:: Aim of the task ::
Each line from the one containing "What's the underlying" through the final line of the data below must be repeated exactly.

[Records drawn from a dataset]
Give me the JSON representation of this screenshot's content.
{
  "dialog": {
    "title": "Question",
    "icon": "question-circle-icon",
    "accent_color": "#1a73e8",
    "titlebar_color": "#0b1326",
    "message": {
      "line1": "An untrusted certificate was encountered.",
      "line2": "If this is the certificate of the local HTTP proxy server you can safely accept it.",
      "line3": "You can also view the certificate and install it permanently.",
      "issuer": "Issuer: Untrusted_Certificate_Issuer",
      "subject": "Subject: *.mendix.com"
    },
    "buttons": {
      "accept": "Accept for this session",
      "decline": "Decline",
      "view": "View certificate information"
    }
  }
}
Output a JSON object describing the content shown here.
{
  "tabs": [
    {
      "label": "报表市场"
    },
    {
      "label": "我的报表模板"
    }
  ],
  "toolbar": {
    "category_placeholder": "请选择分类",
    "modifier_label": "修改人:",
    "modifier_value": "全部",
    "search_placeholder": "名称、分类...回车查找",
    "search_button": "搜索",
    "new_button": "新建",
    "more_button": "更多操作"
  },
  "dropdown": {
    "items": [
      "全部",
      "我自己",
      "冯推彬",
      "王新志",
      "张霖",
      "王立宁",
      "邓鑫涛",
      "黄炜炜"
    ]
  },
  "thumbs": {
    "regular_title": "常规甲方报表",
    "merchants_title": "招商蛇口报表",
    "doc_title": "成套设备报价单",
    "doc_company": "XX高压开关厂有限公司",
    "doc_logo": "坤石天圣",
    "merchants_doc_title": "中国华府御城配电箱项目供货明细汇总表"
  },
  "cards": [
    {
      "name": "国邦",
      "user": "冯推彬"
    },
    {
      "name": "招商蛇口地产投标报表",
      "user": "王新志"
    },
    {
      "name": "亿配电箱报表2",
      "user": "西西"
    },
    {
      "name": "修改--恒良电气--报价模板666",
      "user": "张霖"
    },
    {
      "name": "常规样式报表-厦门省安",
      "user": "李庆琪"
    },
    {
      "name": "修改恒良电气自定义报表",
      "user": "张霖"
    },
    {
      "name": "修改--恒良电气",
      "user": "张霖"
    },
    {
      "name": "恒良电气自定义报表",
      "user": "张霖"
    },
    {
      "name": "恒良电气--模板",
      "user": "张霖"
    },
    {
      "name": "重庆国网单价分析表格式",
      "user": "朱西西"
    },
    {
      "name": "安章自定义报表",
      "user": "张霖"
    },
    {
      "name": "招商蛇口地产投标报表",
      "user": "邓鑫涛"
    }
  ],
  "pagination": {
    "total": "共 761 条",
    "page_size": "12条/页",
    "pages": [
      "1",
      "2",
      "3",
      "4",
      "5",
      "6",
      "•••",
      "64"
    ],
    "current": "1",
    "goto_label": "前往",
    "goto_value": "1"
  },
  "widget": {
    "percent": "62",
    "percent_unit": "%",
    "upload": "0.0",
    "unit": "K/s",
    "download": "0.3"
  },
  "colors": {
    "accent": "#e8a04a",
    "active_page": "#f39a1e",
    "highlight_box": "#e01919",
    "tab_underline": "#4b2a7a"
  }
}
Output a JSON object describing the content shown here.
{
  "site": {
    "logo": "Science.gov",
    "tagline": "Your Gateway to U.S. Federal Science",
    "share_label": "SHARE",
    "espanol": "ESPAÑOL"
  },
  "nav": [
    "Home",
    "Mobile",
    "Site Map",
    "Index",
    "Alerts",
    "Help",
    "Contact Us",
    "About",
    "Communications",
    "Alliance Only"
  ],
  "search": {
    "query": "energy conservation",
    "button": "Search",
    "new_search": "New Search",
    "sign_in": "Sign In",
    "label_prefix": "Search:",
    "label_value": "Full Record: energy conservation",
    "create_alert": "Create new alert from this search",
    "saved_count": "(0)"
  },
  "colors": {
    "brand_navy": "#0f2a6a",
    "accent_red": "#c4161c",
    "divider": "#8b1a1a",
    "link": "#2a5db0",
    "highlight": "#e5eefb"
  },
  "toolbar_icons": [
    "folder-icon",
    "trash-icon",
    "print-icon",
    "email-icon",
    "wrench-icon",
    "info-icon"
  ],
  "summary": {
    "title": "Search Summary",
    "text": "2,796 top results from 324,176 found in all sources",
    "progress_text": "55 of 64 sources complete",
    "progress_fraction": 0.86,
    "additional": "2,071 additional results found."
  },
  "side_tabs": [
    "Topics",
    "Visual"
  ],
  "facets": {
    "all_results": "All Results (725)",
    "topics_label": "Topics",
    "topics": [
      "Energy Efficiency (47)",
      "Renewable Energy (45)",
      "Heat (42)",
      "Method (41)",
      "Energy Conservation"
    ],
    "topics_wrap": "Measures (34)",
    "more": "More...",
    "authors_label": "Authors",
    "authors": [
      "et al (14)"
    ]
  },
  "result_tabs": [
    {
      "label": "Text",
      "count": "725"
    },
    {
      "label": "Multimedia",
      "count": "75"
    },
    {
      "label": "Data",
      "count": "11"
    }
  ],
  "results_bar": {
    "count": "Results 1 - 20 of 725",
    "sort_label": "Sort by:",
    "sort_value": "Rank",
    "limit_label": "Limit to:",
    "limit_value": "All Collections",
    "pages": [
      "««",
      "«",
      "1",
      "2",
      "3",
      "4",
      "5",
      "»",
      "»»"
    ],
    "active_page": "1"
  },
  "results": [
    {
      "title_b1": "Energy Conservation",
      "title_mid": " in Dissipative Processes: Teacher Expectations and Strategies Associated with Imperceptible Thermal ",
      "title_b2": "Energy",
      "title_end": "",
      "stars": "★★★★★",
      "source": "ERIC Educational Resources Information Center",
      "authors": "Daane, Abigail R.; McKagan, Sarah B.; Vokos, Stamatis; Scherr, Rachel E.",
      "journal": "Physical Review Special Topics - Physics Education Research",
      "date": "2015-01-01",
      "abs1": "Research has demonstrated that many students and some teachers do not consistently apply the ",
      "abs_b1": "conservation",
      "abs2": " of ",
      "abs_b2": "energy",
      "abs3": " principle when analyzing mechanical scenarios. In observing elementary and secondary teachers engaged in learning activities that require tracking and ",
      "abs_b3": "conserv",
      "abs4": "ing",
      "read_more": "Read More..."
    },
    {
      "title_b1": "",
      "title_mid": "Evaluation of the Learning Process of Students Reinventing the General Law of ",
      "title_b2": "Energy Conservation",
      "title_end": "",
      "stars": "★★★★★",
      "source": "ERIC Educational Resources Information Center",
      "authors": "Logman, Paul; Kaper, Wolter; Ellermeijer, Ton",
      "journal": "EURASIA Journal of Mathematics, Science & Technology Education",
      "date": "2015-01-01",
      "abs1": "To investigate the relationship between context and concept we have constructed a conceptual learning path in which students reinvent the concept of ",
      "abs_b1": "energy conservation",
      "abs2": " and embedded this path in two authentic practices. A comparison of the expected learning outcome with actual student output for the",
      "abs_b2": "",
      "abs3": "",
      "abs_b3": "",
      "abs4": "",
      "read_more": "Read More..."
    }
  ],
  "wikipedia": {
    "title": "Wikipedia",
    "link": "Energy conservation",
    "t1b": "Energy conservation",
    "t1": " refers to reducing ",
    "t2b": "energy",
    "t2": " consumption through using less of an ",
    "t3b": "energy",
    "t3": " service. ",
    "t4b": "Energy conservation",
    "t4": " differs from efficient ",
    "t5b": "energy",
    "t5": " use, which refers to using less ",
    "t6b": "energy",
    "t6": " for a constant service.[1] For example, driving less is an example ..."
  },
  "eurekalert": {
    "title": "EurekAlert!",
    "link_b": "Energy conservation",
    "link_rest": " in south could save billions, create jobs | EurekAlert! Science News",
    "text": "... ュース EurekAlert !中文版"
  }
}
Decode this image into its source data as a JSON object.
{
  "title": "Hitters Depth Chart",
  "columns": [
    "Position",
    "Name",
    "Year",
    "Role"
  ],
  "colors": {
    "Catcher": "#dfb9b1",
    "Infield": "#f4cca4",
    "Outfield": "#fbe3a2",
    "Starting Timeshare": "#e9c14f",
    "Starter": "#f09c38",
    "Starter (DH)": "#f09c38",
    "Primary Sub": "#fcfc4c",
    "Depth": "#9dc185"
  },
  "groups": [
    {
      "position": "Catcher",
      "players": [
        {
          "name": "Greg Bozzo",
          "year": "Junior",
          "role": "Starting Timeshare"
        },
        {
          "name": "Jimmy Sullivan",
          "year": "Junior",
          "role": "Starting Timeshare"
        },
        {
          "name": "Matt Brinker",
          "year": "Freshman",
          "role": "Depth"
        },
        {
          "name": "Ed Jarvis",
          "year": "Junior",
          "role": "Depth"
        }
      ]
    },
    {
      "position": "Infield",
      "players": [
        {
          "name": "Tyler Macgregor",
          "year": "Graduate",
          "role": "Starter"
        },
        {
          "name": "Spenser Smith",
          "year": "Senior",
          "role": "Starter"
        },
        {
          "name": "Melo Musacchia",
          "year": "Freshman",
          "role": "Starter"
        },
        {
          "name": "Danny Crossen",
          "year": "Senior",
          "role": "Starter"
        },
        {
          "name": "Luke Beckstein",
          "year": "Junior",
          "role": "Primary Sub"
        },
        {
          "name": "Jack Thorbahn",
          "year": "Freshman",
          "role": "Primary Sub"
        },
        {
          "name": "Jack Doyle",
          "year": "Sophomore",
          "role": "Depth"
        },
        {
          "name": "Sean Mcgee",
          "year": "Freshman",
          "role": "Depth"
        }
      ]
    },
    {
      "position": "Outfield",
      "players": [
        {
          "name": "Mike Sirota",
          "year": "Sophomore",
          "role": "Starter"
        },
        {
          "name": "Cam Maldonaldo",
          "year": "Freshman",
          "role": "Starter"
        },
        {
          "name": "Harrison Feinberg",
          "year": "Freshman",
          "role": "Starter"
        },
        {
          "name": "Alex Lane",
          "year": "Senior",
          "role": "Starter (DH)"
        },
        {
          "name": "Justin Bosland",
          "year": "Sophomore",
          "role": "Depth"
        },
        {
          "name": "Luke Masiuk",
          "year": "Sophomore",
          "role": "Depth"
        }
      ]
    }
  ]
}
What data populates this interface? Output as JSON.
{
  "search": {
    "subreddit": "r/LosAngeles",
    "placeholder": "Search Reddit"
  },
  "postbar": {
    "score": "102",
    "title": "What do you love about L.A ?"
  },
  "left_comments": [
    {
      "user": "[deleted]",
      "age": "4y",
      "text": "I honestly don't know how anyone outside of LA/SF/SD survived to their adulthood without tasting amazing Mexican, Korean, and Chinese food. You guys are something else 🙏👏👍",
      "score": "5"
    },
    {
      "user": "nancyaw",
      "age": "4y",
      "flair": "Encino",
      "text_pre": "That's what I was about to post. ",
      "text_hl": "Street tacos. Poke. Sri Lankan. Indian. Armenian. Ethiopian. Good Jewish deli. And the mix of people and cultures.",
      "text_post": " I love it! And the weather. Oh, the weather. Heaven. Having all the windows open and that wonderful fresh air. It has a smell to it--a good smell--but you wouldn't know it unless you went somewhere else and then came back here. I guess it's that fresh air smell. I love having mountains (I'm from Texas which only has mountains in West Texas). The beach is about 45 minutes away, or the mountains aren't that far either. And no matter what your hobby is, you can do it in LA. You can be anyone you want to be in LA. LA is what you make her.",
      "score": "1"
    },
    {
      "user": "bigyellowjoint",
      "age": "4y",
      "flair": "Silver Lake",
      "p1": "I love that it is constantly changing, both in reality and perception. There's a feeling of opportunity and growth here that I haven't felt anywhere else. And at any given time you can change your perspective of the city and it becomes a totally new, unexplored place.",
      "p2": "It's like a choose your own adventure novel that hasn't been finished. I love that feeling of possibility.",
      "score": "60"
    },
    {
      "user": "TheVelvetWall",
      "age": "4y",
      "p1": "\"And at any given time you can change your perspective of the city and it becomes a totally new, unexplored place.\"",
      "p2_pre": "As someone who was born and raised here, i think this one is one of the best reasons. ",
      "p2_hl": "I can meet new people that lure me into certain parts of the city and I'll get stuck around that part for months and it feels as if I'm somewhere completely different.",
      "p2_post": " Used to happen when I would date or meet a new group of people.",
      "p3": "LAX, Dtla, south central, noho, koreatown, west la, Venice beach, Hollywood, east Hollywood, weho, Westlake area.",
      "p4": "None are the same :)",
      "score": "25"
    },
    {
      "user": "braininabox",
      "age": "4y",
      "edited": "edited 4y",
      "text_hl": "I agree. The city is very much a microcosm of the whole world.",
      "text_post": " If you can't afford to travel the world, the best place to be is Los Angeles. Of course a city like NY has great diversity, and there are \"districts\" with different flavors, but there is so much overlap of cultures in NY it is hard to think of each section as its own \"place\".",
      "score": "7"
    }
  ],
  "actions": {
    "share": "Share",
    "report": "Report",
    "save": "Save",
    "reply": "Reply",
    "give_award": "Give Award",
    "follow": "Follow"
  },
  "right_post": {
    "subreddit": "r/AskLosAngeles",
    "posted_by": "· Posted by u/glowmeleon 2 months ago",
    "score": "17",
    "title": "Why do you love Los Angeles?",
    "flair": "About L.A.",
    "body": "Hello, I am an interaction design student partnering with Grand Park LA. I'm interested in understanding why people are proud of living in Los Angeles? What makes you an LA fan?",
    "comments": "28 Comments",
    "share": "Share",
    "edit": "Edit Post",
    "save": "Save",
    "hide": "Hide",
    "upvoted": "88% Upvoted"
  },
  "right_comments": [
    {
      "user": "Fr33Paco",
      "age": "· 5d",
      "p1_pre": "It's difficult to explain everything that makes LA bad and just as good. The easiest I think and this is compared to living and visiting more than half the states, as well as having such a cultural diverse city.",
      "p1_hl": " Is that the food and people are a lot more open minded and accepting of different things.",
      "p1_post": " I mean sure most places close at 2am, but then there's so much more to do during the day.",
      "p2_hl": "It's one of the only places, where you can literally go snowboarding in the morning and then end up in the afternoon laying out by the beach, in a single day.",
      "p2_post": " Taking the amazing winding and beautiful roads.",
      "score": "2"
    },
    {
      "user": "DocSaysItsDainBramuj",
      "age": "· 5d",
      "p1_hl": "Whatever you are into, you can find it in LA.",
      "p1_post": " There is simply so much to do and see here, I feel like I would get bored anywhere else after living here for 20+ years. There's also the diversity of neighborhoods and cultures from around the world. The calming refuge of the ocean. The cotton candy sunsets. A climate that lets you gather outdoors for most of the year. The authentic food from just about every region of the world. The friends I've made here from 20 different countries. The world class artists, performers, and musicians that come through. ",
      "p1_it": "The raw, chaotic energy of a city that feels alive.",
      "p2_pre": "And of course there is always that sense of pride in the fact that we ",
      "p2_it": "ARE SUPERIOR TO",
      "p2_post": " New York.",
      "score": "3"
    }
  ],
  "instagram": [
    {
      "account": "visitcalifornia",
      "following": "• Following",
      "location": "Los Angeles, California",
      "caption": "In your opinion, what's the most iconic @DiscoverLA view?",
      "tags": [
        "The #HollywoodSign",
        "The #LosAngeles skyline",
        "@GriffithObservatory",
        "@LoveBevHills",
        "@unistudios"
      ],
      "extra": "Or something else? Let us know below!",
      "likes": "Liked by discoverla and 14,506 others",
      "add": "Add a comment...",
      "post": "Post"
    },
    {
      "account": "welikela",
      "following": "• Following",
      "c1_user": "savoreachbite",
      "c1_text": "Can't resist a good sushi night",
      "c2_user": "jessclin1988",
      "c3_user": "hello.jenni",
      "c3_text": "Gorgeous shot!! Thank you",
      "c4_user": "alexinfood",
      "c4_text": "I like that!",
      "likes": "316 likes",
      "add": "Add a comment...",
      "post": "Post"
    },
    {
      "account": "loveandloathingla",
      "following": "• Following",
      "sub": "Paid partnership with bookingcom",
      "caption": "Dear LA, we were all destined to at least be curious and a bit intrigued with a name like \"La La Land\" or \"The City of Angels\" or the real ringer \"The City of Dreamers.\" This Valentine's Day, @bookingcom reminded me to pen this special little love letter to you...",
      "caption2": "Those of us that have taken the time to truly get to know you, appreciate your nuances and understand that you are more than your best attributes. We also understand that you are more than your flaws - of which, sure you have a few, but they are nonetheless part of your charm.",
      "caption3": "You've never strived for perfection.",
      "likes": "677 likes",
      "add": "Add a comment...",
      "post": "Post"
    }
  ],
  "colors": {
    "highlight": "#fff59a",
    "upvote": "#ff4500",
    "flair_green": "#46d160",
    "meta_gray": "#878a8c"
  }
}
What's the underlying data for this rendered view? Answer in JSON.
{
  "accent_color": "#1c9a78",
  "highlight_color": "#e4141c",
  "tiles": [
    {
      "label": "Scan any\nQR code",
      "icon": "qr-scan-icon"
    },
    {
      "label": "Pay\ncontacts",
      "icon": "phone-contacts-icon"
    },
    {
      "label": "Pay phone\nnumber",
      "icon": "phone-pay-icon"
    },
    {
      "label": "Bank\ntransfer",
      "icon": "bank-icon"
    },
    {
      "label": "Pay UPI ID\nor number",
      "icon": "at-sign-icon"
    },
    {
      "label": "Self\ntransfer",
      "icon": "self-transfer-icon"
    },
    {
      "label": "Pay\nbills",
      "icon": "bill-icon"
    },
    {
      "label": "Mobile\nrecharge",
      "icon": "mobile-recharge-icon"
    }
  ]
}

:: Exercise answer ::
What's the underlying data for this rendered view? Answer in JSON.
{
  "accent_color": "#1c9a78",
  "highlight_color": "#e4141c",
  "tiles": [
    {
      "label": "Scan any\nQR code",
      "icon": "qr-scan-icon"
    },
    {
      "label": "Pay\ncontacts",
      "icon": "phone-contacts-icon"
    },
    {
      "label": "Pay phone\nnumber",
      "icon": "phone-pay-icon"
    },
    {
      "label": "Bank\ntransfer",
      "icon": "bank-icon"
    },
    {
      "label": "Pay UPI ID\nor number",
      "icon": "at-sign-icon"
    },
    {
      "label": "Self\ntransfer",
      "icon": "self-transfer-icon"
    },
    {
      "label": "Pay\nbills",
      "icon": "bill-icon"
    },
    {
      "label": "Mobile\nrecharge",
      "icon": "mobile-recharge-icon"
    }
  ]
}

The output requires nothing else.